Try it
Search each line below for the word "JSON" and list those that contain it.
*** Begin section ***
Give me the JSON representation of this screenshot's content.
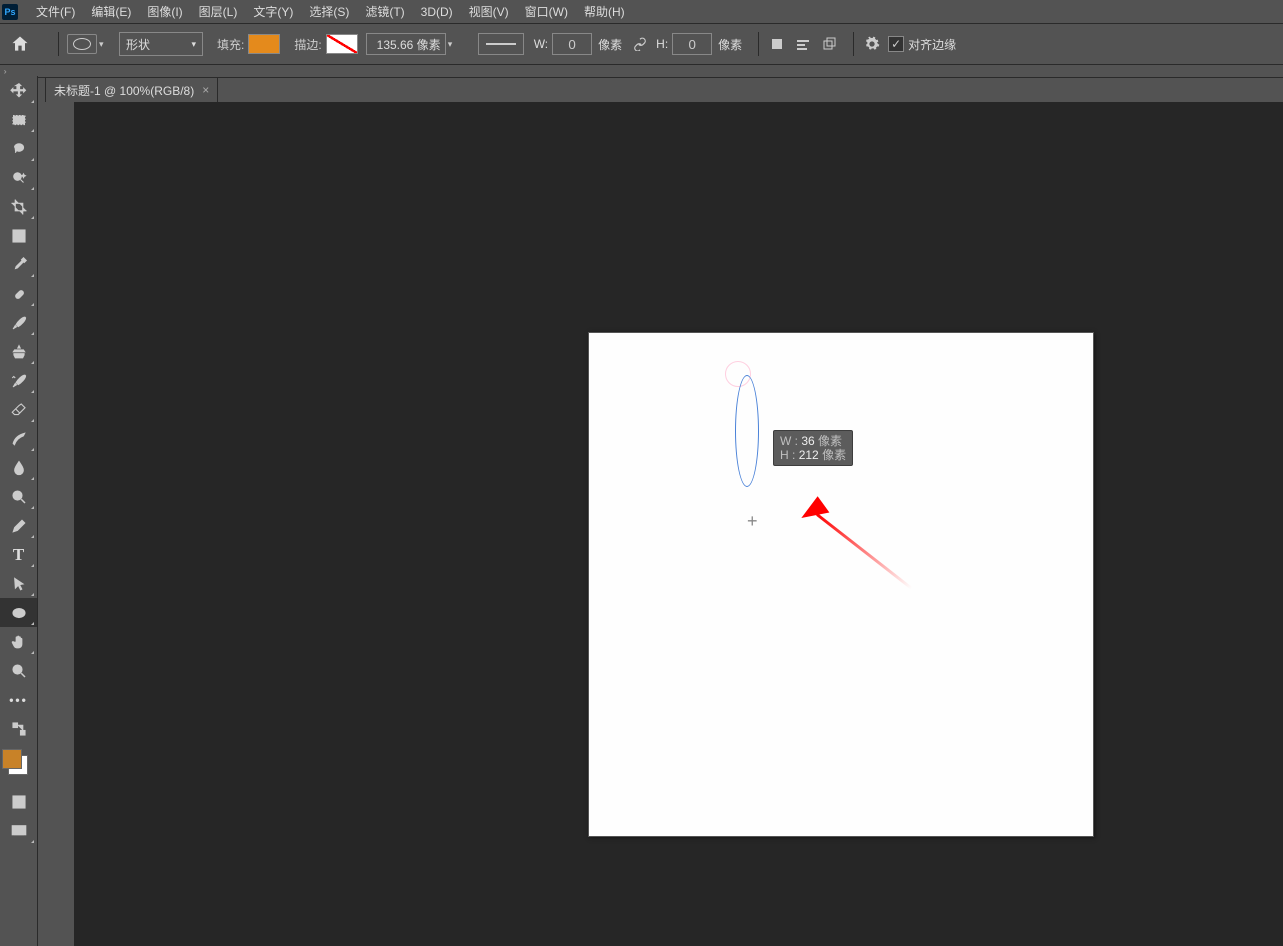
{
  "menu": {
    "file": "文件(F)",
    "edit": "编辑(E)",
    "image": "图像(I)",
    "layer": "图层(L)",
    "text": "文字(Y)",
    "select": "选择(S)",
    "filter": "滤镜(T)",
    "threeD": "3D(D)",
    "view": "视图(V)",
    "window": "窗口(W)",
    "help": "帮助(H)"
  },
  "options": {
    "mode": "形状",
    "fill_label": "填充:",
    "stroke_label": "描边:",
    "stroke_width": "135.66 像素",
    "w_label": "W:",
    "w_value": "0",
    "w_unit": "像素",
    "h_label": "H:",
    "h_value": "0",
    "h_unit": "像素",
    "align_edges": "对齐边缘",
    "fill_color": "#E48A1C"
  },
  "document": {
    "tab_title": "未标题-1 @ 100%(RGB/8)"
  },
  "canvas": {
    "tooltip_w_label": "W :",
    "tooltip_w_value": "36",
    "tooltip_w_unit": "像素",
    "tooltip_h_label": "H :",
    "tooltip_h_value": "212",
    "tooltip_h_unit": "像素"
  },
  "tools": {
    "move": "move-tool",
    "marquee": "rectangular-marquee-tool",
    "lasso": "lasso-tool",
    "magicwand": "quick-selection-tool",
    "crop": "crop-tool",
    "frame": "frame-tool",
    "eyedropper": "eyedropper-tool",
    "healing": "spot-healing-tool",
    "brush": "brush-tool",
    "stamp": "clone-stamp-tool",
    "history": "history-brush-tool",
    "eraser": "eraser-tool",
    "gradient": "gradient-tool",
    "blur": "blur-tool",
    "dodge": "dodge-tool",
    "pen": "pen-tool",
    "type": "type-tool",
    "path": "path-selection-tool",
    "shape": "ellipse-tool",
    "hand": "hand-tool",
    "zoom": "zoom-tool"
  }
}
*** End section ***
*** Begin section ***
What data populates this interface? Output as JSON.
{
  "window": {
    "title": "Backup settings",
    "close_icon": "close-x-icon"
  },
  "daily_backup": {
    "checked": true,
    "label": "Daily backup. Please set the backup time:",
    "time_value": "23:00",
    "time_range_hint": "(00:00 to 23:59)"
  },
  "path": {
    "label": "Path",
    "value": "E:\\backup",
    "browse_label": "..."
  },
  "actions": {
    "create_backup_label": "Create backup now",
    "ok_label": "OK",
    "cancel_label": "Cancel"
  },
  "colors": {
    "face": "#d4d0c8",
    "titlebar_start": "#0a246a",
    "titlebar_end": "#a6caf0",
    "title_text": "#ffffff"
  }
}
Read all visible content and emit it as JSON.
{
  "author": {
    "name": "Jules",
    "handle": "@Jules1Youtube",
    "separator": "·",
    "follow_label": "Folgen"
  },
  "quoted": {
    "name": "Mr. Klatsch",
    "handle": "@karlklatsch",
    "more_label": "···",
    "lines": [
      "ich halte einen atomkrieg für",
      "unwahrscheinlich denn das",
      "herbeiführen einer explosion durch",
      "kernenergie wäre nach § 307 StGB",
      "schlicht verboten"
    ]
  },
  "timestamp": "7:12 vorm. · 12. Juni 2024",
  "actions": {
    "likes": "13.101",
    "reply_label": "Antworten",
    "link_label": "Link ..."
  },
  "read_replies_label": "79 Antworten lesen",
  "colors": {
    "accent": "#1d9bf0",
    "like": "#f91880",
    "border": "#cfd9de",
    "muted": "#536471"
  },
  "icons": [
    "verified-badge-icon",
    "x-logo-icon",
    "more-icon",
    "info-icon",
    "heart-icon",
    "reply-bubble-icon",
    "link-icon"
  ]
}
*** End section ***
Exercise result
Give me the JSON representation of this screenshot's content.
What data populates this interface? Output as JSON.
Read all visible content and emit it as JSON.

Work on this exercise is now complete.